#### Problem:
Please repeat the whole listing verbatim.

#### Excerpted data:
══════════════════════════════
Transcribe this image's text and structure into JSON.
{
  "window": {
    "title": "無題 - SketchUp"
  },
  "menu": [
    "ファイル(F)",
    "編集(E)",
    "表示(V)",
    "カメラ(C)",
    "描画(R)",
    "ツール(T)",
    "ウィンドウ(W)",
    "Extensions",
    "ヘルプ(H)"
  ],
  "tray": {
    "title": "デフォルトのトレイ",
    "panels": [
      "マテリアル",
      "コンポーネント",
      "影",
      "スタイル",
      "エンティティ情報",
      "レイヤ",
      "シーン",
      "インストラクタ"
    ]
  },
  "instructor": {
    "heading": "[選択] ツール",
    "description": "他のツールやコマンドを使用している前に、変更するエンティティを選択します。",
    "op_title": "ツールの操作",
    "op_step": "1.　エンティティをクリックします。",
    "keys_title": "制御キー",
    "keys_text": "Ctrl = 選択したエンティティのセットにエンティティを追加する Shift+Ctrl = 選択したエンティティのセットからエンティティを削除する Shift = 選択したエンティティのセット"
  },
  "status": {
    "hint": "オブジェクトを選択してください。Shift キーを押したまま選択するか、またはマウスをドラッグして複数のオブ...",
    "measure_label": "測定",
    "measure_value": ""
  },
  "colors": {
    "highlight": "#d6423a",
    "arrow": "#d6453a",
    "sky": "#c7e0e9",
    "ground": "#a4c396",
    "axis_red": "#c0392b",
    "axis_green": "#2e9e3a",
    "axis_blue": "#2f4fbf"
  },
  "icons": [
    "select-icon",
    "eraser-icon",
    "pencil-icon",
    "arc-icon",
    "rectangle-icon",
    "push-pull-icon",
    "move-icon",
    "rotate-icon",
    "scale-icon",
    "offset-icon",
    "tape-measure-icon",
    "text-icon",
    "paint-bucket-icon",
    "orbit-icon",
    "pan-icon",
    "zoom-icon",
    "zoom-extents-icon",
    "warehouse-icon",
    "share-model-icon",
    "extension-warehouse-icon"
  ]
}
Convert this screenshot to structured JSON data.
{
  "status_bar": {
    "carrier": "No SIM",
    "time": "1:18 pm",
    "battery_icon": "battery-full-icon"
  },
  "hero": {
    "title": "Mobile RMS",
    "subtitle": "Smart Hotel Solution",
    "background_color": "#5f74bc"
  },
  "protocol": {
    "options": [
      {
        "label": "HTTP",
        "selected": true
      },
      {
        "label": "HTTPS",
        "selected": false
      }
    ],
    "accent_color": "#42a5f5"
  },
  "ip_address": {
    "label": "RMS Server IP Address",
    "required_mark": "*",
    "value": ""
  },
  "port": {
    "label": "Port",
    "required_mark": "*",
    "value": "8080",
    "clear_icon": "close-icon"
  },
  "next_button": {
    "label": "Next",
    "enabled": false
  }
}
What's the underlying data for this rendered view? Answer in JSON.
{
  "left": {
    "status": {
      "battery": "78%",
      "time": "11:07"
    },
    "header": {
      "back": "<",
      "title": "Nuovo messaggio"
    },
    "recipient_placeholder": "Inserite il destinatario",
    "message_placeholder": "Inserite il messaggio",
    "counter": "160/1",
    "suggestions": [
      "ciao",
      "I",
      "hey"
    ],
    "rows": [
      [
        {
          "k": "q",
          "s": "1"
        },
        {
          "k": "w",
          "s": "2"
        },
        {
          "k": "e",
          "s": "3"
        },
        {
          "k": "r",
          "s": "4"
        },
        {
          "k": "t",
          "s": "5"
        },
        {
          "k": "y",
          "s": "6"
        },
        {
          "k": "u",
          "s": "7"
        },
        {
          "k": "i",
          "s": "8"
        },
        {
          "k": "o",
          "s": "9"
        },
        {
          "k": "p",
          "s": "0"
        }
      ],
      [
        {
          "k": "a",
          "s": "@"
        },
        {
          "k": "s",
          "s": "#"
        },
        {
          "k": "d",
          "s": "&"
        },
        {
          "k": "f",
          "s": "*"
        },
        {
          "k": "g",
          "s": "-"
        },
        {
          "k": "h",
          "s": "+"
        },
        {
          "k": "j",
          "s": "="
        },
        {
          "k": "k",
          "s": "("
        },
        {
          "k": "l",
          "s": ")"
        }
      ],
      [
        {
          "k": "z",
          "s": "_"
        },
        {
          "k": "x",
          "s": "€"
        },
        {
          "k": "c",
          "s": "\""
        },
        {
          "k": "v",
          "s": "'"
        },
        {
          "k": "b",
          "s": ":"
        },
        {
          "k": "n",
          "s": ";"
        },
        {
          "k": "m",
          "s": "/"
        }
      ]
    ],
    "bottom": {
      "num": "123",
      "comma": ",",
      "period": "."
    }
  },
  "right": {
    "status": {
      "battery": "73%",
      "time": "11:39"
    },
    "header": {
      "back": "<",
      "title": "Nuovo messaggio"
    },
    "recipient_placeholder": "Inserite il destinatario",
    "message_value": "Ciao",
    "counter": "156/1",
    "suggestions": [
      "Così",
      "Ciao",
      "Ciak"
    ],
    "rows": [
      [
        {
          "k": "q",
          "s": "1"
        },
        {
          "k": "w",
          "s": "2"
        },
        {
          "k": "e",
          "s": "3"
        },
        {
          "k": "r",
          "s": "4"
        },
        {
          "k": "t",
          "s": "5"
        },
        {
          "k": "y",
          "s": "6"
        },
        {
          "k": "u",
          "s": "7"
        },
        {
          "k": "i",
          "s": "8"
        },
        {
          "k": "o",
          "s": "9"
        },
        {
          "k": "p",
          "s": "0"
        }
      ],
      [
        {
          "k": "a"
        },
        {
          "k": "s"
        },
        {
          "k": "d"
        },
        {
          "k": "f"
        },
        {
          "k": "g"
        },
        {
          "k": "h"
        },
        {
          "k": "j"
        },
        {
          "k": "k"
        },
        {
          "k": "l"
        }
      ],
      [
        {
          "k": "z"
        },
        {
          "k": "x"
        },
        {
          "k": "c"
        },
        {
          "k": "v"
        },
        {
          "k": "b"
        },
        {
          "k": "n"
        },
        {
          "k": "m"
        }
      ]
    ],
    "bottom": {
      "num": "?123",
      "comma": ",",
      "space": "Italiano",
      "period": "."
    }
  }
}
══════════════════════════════
#### Solution:
Transcribe this image's text and structure into JSON.
{
  "window": {
    "title": "無題 - SketchUp"
  },
  "menu": [
    "ファイル(F)",
    "編集(E)",
    "表示(V)",
    "カメラ(C)",
    "描画(R)",
    "ツール(T)",
    "ウィンドウ(W)",
    "Extensions",
    "ヘルプ(H)"
  ],
  "tray": {
    "title": "デフォルトのトレイ",
    "panels": [
      "マテリアル",
      "コンポーネント",
      "影",
      "スタイル",
      "エンティティ情報",
      "レイヤ",
      "シーン",
      "インストラクタ"
    ]
  },
  "instructor": {
    "heading": "[選択] ツール",
    "description": "他のツールやコマンドを使用している前に、変更するエンティティを選択します。",
    "op_title": "ツールの操作",
    "op_step": "1.　エンティティをクリックします。",
    "keys_title": "制御キー",
    "keys_text": "Ctrl = 選択したエンティティのセットにエンティティを追加する Shift+Ctrl = 選択したエンティティのセットからエンティティを削除する Shift = 選択したエンティティのセット"
  },
  "status": {
    "hint": "オブジェクトを選択してください。Shift キーを押したまま選択するか、またはマウスをドラッグして複数のオブ...",
    "measure_label": "測定",
    "measure_value": ""
  },
  "colors": {
    "highlight": "#d6423a",
    "arrow": "#d6453a",
    "sky": "#c7e0e9",
    "ground": "#a4c396",
    "axis_red": "#c0392b",
    "axis_green": "#2e9e3a",
    "axis_blue": "#2f4fbf"
  },
  "icons": [
    "select-icon",
    "eraser-icon",
    "pencil-icon",
    "arc-icon",
    "rectangle-icon",
    "push-pull-icon",
    "move-icon",
    "rotate-icon",
    "scale-icon",
    "offset-icon",
    "tape-measure-icon",
    "text-icon",
    "paint-bucket-icon",
    "orbit-icon",
    "pan-icon",
    "zoom-icon",
    "zoom-extents-icon",
    "warehouse-icon",
    "share-model-icon",
    "extension-warehouse-icon"
  ]
}
Convert this screenshot to structured JSON data.
{
  "status_bar": {
    "carrier": "No SIM",
    "time": "1:18 pm",
    "battery_icon": "battery-full-icon"
  },
  "hero": {
    "title": "Mobile RMS",
    "subtitle": "Smart Hotel Solution",
    "background_color": "#5f74bc"
  },
  "protocol": {
    "options": [
      {
        "label": "HTTP",
        "selected": true
      },
      {
        "label": "HTTPS",
        "selected": false
      }
    ],
    "accent_color": "#42a5f5"
  },
  "ip_address": {
    "label": "RMS Server IP Address",
    "required_mark": "*",
    "value": ""
  },
  "port": {
    "label": "Port",
    "required_mark": "*",
    "value": "8080",
    "clear_icon": "close-icon"
  },
  "next_button": {
    "label": "Next",
    "enabled": false
  }
}
What's the underlying data for this rendered view? Answer in JSON.
{
  "left": {
    "status": {
      "battery": "78%",
      "time": "11:07"
    },
    "header": {
      "back": "<",
      "title": "Nuovo messaggio"
    },
    "recipient_placeholder": "Inserite il destinatario",
    "message_placeholder": "Inserite il messaggio",
    "counter": "160/1",
    "suggestions": [
      "ciao",
      "I",
      "hey"
    ],
    "rows": [
      [
        {
          "k": "q",
          "s": "1"
        },
        {
          "k": "w",
          "s": "2"
        },
        {
          "k": "e",
          "s": "3"
        },
        {
          "k": "r",
          "s": "4"
        },
        {
          "k": "t",
          "s": "5"
        },
        {
          "k": "y",
          "s": "6"
        },
        {
          "k": "u",
          "s": "7"
        },
        {
          "k": "i",
          "s": "8"
        },
        {
          "k": "o",
          "s": "9"
        },
        {
          "k": "p",
          "s": "0"
        }
      ],
      [
        {
          "k": "a",
          "s": "@"
        },
        {
          "k": "s",
          "s": "#"
        },
        {
          "k": "d",
          "s": "&"
        },
        {
          "k": "f",
          "s": "*"
        },
        {
          "k": "g",
          "s": "-"
        },
        {
          "k": "h",
          "s": "+"
        },
        {
          "k": "j",
          "s": "="
        },
        {
          "k": "k",
          "s": "("
        },
        {
          "k": "l",
          "s": ")"
        }
      ],
      [
        {
          "k": "z",
          "s": "_"
        },
        {
          "k": "x",
          "s": "€"
        },
        {
          "k": "c",
          "s": "\""
        },
        {
          "k": "v",
          "s": "'"
        },
        {
          "k": "b",
          "s": ":"
        },
        {
          "k": "n",
          "s": ";"
        },
        {
          "k": "m",
          "s": "/"
        }
      ]
    ],
    "bottom": {
      "num": "123",
      "comma": ",",
      "period": "."
    }
  },
  "right": {
    "status": {
      "battery": "73%",
      "time": "11:39"
    },
    "header": {
      "back": "<",
      "title": "Nuovo messaggio"
    },
    "recipient_placeholder": "Inserite il destinatario",
    "message_value": "Ciao",
    "counter": "156/1",
    "suggestions": [
      "Così",
      "Ciao",
      "Ciak"
    ],
    "rows": [
      [
        {
          "k": "q",
          "s": "1"
        },
        {
          "k": "w",
          "s": "2"
        },
        {
          "k": "e",
          "s": "3"
        },
        {
          "k": "r",
          "s": "4"
        },
        {
          "k": "t",
          "s": "5"
        },
        {
          "k": "y",
          "s": "6"
        },
        {
          "k": "u",
          "s": "7"
        },
        {
          "k": "i",
          "s": "8"
        },
        {
          "k": "o",
          "s": "9"
        },
        {
          "k": "p",
          "s": "0"
        }
      ],
      [
        {
          "k": "a"
        },
        {
          "k": "s"
        },
        {
          "k": "d"
        },
        {
          "k": "f"
        },
        {
          "k": "g"
        },
        {
          "k": "h"
        },
        {
          "k": "j"
        },
        {
          "k": "k"
        },
        {
          "k": "l"
        }
      ],
      [
        {
          "k": "z"
        },
        {
          "k": "x"
        },
        {
          "k": "c"
        },
        {
          "k": "v"
        },
        {
          "k": "b"
        },
        {
          "k": "n"
        },
        {
          "k": "m"
        }
      ]
    ],
    "bottom": {
      "num": "?123",
      "comma": ",",
      "space": "Italiano",
      "period": "."
    }
  }
}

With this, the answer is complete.